On Saturday, the Department of Justice announced the creation of a resource center that will provide support for the implementation of “red flag” laws that are intended to keep people who have been deemed an “extreme risk” for violence from having guns. The announcement came on the same day that Vice President Kamala Harris visited Parkland, Florida, where 17 people died in a school shooting in 2018, and said every state should have a red flag law.

In a news release, the DOJ said that the National Extreme Risk Protection Order Resource Center “will provide training and technical assistance to law enforcement officials, prosecutors, attorneys, judges, clinicians, victim service and social service providers, community organizations, and behavioral health professionals responsible for implementing laws designed to keep guns out of the hands of people who pose a threat to themselves or others.”

The center is a joint effort between the Justice Department and the Johns Hopkins Bloomberg School of Public Health, home of the Center for Gun Violence Solutions.

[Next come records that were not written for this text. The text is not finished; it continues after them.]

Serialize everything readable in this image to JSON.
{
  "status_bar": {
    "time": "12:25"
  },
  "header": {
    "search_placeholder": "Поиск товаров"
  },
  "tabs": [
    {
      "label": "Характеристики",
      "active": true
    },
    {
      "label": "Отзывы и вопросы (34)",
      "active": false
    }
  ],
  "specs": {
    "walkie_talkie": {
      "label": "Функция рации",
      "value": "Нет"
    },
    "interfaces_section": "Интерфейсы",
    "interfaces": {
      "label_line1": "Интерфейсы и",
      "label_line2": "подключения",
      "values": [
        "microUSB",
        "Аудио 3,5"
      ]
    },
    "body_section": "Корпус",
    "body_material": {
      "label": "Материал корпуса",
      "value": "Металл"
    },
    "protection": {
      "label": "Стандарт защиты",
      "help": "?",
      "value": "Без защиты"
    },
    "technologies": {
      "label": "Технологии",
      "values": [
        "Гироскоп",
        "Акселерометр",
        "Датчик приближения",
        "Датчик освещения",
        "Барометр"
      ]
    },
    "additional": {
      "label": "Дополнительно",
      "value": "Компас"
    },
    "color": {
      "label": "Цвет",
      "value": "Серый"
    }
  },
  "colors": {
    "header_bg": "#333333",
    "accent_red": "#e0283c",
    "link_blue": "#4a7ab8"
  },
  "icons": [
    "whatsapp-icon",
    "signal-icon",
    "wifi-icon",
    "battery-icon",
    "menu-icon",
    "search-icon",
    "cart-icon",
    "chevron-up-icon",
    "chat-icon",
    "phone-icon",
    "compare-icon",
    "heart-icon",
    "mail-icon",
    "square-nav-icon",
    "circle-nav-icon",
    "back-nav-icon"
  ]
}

“Extreme risk” gun laws are not new; 21 states and the District of Columbia have some form of red-flag law in place. Per the DOJ news release, “ERPO laws, which are modeled off domestic violence protection orders, create a civil process allowing law enforcement, family members (in most states), and medical professionals or other groups (in some states) to petition a court to temporarily prohibit someone at risk of harming themselves or others from purchasing and possessing firearms for the duration of the order.”

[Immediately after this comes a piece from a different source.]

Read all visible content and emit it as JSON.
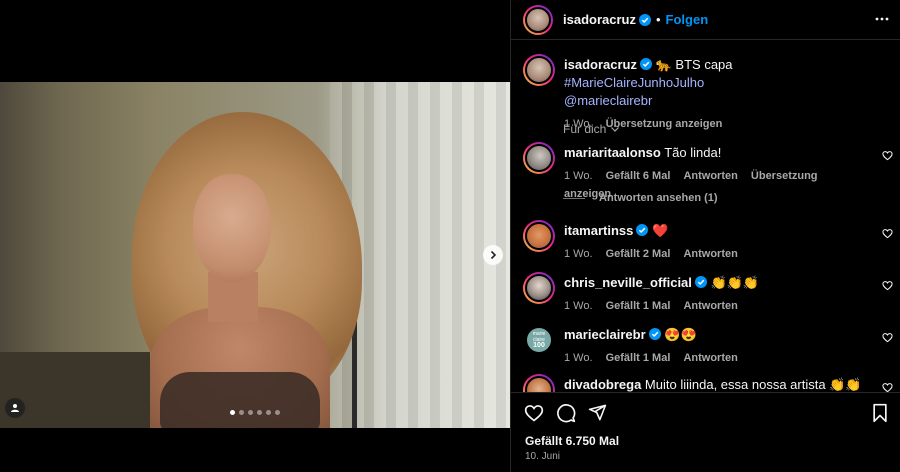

The DOJ said the center would provide a clearinghouse of resources to support states that already have such laws, and those considering them, as well as provide a platform “to highlight emerging and promising practices in successful ERPO implementation and connect states and localities to innovative strategies to reduce gun violence and save lives.” It also said the center would provide communities with unspecified “new tools and technical assistance” to combat gun violence.

How many Utahns have a gun in their home?

But the announcement, slipped into the weekend news cycle, did not go unnoticed and unremarked by Second Amendment advocates who see the creation of the center as signaling another looming infringement on gun rights and believe that red-flag laws violate the Constitution’s promise of due process.

Some people on social media described the initiative as a “gun grab” that will target supporters of Donald Trump. One person on X wrote, “Define extreme risk ... I say that means MAGA.” Another said “Let’s just call it what it is: a red flag database to disarm MAGA.”

The White House characterized people considered “extreme risk” as people “in crisis.”

There is no federal red flag law, and U.S. Rep. Thomas Massie, a Republican who represents Kentucky, complained on X that Congress had not authorized a “federal red flag center.”

Utah, where roughly half of adults have a gun in their home, is among the states that don’t have a red-flag law, although a Deseret News/Hinckley Institute of Politics poll last summer showed a majority of Utah voters favor such laws. Per Deseret, “76% of Utahns favor laws that allow family members or law enforcement to use an order to temporarily remove guns from a person who is seen as a risk to themselves or others.” Democrats, at 96%, were more likely to support red-flag laws than Republicans, 67%.